Recorded data:
= Beginning of Section =

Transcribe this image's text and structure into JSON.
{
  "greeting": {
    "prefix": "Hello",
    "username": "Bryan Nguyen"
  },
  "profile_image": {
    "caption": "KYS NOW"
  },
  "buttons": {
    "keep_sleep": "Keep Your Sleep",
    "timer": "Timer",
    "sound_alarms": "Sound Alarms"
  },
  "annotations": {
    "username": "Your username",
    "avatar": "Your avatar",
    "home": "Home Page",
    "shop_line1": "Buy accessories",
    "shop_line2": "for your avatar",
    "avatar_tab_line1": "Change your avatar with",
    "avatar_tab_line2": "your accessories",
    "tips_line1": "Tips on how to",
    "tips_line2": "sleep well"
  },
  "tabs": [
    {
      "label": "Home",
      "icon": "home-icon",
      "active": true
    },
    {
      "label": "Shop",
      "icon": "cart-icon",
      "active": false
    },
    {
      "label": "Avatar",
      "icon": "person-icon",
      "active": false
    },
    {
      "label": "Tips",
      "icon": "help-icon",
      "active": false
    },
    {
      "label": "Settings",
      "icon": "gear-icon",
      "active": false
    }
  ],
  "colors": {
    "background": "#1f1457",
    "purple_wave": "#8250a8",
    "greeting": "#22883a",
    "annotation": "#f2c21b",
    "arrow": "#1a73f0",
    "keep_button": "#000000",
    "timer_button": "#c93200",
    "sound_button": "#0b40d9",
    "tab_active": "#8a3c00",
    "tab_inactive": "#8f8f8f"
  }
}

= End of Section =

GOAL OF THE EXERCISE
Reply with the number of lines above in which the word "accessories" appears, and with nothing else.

PROBLEM SOLUTION
2